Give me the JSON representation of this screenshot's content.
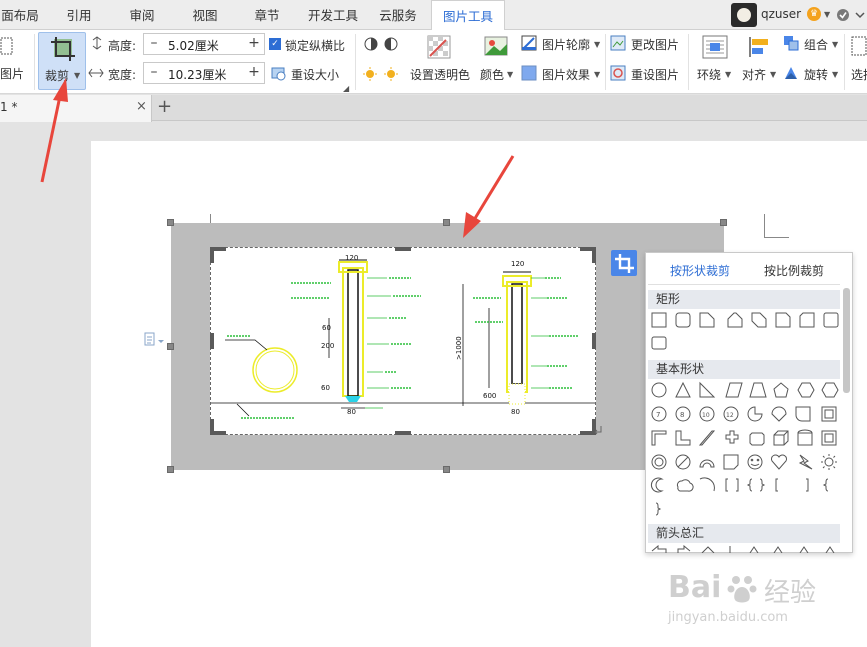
{
  "tabs": [
    "面布局",
    "引用",
    "审阅",
    "视图",
    "章节",
    "开发工具",
    "云服务",
    "图片工具"
  ],
  "active_tab": "图片工具",
  "user": {
    "name": "qzuser"
  },
  "ribbon": {
    "picture_label": "图片",
    "crop_label": "裁剪",
    "height_label": "高度:",
    "height_value": "5.02厘米",
    "width_label": "宽度:",
    "width_value": "10.23厘米",
    "lock_ratio_label": "锁定纵横比",
    "reset_size_label": "重设大小",
    "transparent_label": "设置透明色",
    "color_label": "颜色",
    "outline_label": "图片轮廓",
    "effect_label": "图片效果",
    "change_picture_label": "更改图片",
    "reset_picture_label": "重设图片",
    "wrap_label": "环绕",
    "align_label": "对齐",
    "group_label": "组合",
    "rotate_label": "旋转",
    "select_label": "选择"
  },
  "doc_tab": {
    "title": "1 *",
    "close": "×",
    "add": "+"
  },
  "crop_panel": {
    "tab_shape": "按形状裁剪",
    "tab_ratio": "按比例裁剪",
    "sections": [
      "矩形",
      "基本形状",
      "箭头总汇"
    ],
    "circle_numbers": [
      "7",
      "8",
      "10",
      "12"
    ]
  },
  "drawing_labels": {
    "left_top_dim": "120",
    "left_dim_a": "60",
    "left_dim_b": "200",
    "left_dim_c": "60",
    "left_dim_d": "80",
    "right_top_dim": "120",
    "right_dim_a": ">1000",
    "right_dim_b": "600",
    "right_dim_c": "80"
  },
  "watermark": {
    "brand": "Bai",
    "brand2": "经验",
    "url": "jingyan.baidu.com"
  },
  "colors": {
    "accent": "#2d6dd4",
    "arrow": "#e8463c",
    "crop_button": "#4a86e8",
    "drawing_yellow": "#ecec2a",
    "drawing_green": "#2bbf3a"
  }
}
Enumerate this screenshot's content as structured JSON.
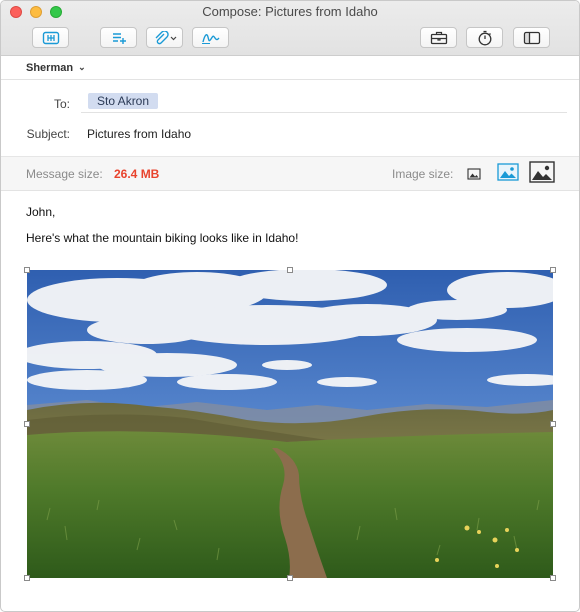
{
  "window": {
    "title": "Compose: Pictures from Idaho"
  },
  "toolbar": {
    "buttons": [
      {
        "icon": "send-icon"
      },
      {
        "icon": "format-list-icon"
      },
      {
        "icon": "attachment-icon"
      },
      {
        "icon": "signature-icon"
      },
      {
        "icon": "briefcase-icon"
      },
      {
        "icon": "timer-icon"
      },
      {
        "icon": "sidebar-icon"
      }
    ]
  },
  "from": {
    "account": "Sherman"
  },
  "headers": {
    "to_label": "To:",
    "to_recipient": "Sto Akron",
    "subject_label": "Subject:",
    "subject_value": "Pictures from Idaho"
  },
  "size_bar": {
    "message_size_label": "Message size:",
    "message_size_value": "26.4 MB",
    "image_size_label": "Image size:",
    "image_size_options": [
      "small",
      "medium",
      "large"
    ],
    "selected_option": "medium"
  },
  "message": {
    "greeting": "John,",
    "body": "Here's what the mountain biking looks like in Idaho!"
  },
  "colors": {
    "accent": "#1a9ad6",
    "size_warning": "#e8432d",
    "recipient_chip": "#d2dcf0"
  }
}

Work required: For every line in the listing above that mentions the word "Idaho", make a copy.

The completed task:
    "title": "Compose: Pictures from Idaho"
    "subject_value": "Pictures from Idaho"
    "body": "Here's what the mountain biking looks like in Idaho!"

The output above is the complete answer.